The Ga diffusion length on the well-ordered GaAs(001)-(2 × 4) β2 surface was studied.

Figure 6 presents a schematic of the -(2 × 4)β2 surface. The migration barriers from

x to

x′ site and the Ga desorption energy from the

x site on the -(2 × 4)β2 surface are shown in

Table 3. In the MC random-walk simulation, the two-dimensional periodic boundary conditions were employed to the potential surface,

i.e., an extremely flat and defect-free surface was considered. Recently, a more precise Ga migration potential on GaAs(001)-(2 × 4)β2 was reported [64]. If their data matrix is applied to the MC simulation, more precise properties could be obtained. In the present MC simulations, we applied the coarse data matrix presented in

Figure 6 to confirm the feasibility of the simple model described in

Section 2.2. First, we compared the calculated surface lifetime,

τ, and diffusion coefficient,

D, with those obtained from experiments. Then, we discuss the diffusion length,

L, of Ga on the -(2 × 4)β2 surface because

L is generally given by

$L=\sqrt{2D\tau}$.

Figure 7a,b shows the Ga

τ and

D, respectively, as a function of the reciprocal temperature. The green solid and dashed lines in

Figure 7a represent the calculated Ga surface lifetime before desorption and before incorporation, respectively, as estimated by the ion-beam technique [

65]. The experiments were conducted using GaAs(001) that was misoriented by 2.3° ± 0.5° toward the (110) surface. If

τ is sufficiently long for Ga diffusion to reach the step edges, Ga would be incorporated into the crystal at the step edges or kink sites. We found that the Ga surface lifetime before desorption above ~860 K was shorter than that before incorporation. This result suggests that the Ga adatom would desorb from the terrace because it could not reach the step edges or kink sites due to the short

τ. Thus, the Ga incorporation–desorption transition temperature is estimated to be ~860 K, and this result agrees well with experimental results [

66]. Therefore, the decrease of the GaAs growth rate becomes significant above ~920 K and suggests that our computational method is feasible for predicting the Ga surface lifetime,

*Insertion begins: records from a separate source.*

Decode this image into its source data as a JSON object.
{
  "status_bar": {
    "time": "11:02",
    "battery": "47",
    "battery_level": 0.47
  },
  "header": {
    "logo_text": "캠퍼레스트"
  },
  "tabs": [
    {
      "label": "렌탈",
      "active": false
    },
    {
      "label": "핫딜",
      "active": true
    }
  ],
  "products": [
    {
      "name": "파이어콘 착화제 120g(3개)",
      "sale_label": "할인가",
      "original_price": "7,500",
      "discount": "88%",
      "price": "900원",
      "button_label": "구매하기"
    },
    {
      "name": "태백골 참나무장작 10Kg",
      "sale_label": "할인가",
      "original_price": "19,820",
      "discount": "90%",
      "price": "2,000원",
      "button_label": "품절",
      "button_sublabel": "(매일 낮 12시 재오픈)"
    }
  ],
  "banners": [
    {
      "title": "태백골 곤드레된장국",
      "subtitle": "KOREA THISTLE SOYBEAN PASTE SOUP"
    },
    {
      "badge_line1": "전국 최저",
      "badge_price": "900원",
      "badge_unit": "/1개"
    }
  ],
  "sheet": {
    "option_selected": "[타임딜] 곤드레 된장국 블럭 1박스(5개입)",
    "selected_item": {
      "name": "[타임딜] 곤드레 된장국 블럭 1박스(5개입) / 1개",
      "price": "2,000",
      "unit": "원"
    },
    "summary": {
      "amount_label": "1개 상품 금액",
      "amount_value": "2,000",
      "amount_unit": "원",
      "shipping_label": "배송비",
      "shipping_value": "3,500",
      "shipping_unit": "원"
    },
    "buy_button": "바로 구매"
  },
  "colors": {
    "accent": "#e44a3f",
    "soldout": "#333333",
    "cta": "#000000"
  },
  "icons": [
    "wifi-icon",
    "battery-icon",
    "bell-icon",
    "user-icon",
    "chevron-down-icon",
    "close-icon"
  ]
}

τ. As presented in

Figure 7b, the calculated Ga diffusion coefficients are represented by brown solid lines with open squares for the

$[1\overline{1}0]$ direction,

${D}_{[1\overline{1}0]}$, and with filled squares for the [110] direction,

D_{[110]}. The

${D}_{[1\overline{1}0]}$ is approximately five times larger than

D_{[110]} because the Ga adatom easily migrates along the missing As-dimer rows along the

$[1\overline{1}0]$ direction [

67]. This result agrees with experimental results [

68], and the Ga diffusion coefficient along the

$[1\overline{1}0]$ direction is approximately four times larger than that along the [110] direction. In addition, the diffusion coefficient lines calculated as a function of reciprocal temperature all lie between the lines obtained by the experiments [

65,

69]. These results confirm the validity of our computational method for predicting

τ and

D.

**Figure 6.**
Plane view of GaAs(001)-(2 × 4)β2. Adsorption sites for Ga are indicated by numbers. The migration barriers and desorption energies are presented in

Table 3.

Next, we calculated the Ga diffusion length,

L, on the -(2 × 4)β2 surface.

Figure 8 shows

L as a function of reciprocal temperature under the condition of

p_{Ga} = 1.4 × 10

^{−6} Torr. In

Figure 8, solid lines with open and filled squares show the calculated Ga diffusion length along the

$[1\overline{1}0]$ and [110] directions, respectively. The diffusion length decreases exponentially with temperature, even though the diffusion coefficient increases with temperature, as shown in

Figure 7b. This behavior is because the Ga surface lifetime decrease influences the diffusion length more effectively than the influence of the diffusion coefficient increase. As presented in

Figure 8, the extrapolated diffusion length value,

${L}_{[1\overline{1}0]}$, along the

$[1\overline{1}0]$ direction is approximately 700 nm at the incorporation-desorption transition temperature (

T = ~860 K).

Figure 8 presents experiments from [

70], where

${L}_{[1\overline{1}0]}$ = 250~1200 nm at 873 K. The results suggest that our computational method is appropriate for predicting the diffusion length on the surface.

**Figure 7.**
(

**a**) Ga surface lifetime,

τ; and (

**b**) diffusion coefficient,

D, as a function of reciprocal temperature. Green solid and dashed lines are the calculated

τ before desorption and

τ before incorporation [

66], respectively. Brown solid lines with open and filled squares are the

${D}_{[1\overline{1}0]}$ and

D_{[110]}, respectively. The experimental results for the Ga diffusion coefficient are also presented in the diagram by orange dotted (

) [

69] and dashed lines (

) [

65].

**Figure 8.**
Ga diffusion length, L, as a function of reciprocal temperature at p_{Ga} = 1.4 × 10^{−6} Torr.